Such large journalistic efforts involve looking into big data sets. According to the ICIJ, “it used machine learning and tools such as the Fonduer and Scikit-learn software to identify and separate specific forms from longer documents.” ICIJ explains that in cases where the information was present in spreadsheets, “ICIJ removed duplicates and combined it into a master spreadsheet. For PDF or document files, ICIJ used programming languages such as Python to automate data extraction and structuring as much as possible.” In certain cases, “it used machine learning to tag files in Datashare, enabling reporters to exclude them from their searches.”
The use of machine learning and Python will enhance the data processing capabilities of the newsroom. Moreover, they will go a long way in ensuring the objective processing of data to yield deeper stories of societal impact.
Jennifer Brandel is Founder and CEO of Hearken, a tech-enabled company that works with newsrooms. In her Medium post, she explains how newsrooms can effectively use machine learning to unearth audience engagement insights. I find the Philadelphia Enquirer example particularly fascinating. The publication rolled out a feature called Curious Philly to understand what its audience wanted to know. What began as an exercise to be more aware about the local population’s interests brought more clarity to eventually alter the news product itself.
Hearken’s auto-categorization feature has been used by newsrooms to tweak the category listing on WBEZ’s newsroom. In 2012, the local population that read the Philadelphia Enquirer didn’t regard the economy as an important topic. At least that’s what the newsroom believed. The economy was lower down the order of priority and visibility on the home page. However, after analyzing interest patterns, Economy was the second most important category in 2018!
These are great examples of listening closely to the interests and priorities of readers and tweaking the approach of a publication to be user-first.
Preparing for the evolution of publishing
A clear takeaway from the examples above is that machine learning offers an element of scalability that is not possible with manual intervention. Moreover, the approach is more data-driven and objective rather than a subjective point of view. Whether it’s looking at facts, sorting, filtering, or optimizing newsroom priorities, machine learning has the potential to transform the industry and prepare it for growth.
Conventional use cases of machine learning involve automating many decisions based on regular patterns in repetitive tasks. However, in the news industry, machine learning can play a pivotal role in presenting the true picture of a story. It offers the biggest opportunity to present “both sides of the story” within the same news piece. Power then lies in the hands of the reader who is able to interpret and understand information that is objectively presented.
Stories based on data are by far the most objective compared to editorialized pieces that tend to be influenced by human and environmental biases that have come to plague the news industry.

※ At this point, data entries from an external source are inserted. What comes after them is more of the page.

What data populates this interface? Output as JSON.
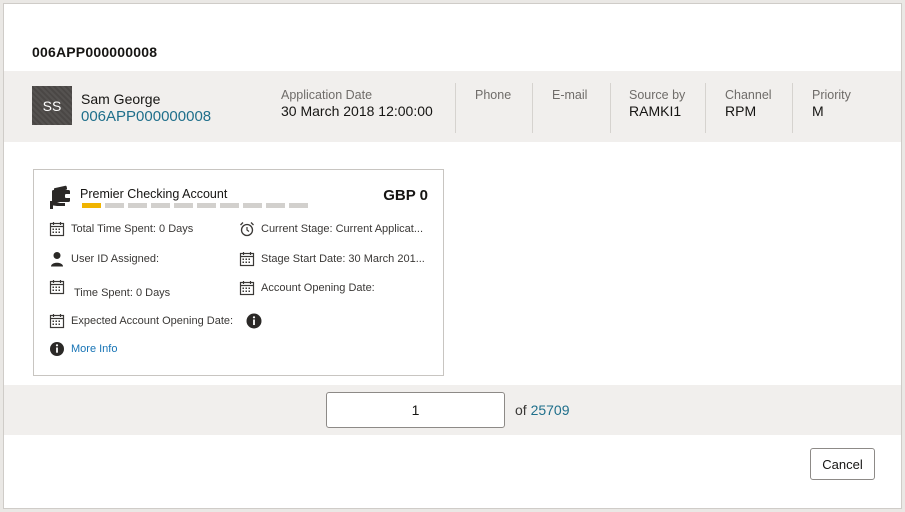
{
  "dialog": {
    "title": "006APP000000008"
  },
  "applicant": {
    "initials": "SS",
    "name": "Sam George",
    "app_id": "006APP000000008"
  },
  "meta": [
    {
      "label": "Application Date",
      "value": "30 March 2018 12:00:00"
    },
    {
      "label": "Phone",
      "value": ""
    },
    {
      "label": "E-mail",
      "value": ""
    },
    {
      "label": "Source by",
      "value": "RAMKI1"
    },
    {
      "label": "Channel",
      "value": "RPM"
    },
    {
      "label": "Priority",
      "value": "M"
    }
  ],
  "card": {
    "product": "Premier Checking Account",
    "amount": "GBP 0",
    "progress": {
      "completed_steps": 1,
      "total_steps": 10
    },
    "total_time_spent": "Total Time Spent: 0 Days",
    "current_stage": "Current Stage: Current Applicat...",
    "user_id_assigned": "User ID Assigned:",
    "stage_start_date": "Stage Start Date: 30 March 201...",
    "time_spent": "Time Spent: 0 Days",
    "account_opening_date": "Account Opening Date:",
    "expected_opening_date": "Expected Account Opening Date:",
    "more_info": "More Info"
  },
  "pager": {
    "current_page": "1",
    "of_label": "of",
    "total": "25709"
  },
  "footer": {
    "cancel_label": "Cancel"
  },
  "colors": {
    "accent_link": "#1f6f8b",
    "progress_active": "#f0b400",
    "progress_inactive": "#d2d0cd"
  },
  "icons": [
    "wallet-icon",
    "calendar-icon",
    "alarm-clock-icon",
    "user-icon",
    "info-icon"
  ]
}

I’d sum up the role of ML in the news industry as having the potential to turn journalism into what it was always meant to be: the honest and objective presentation of facts. That makes me hopeful for the future of news!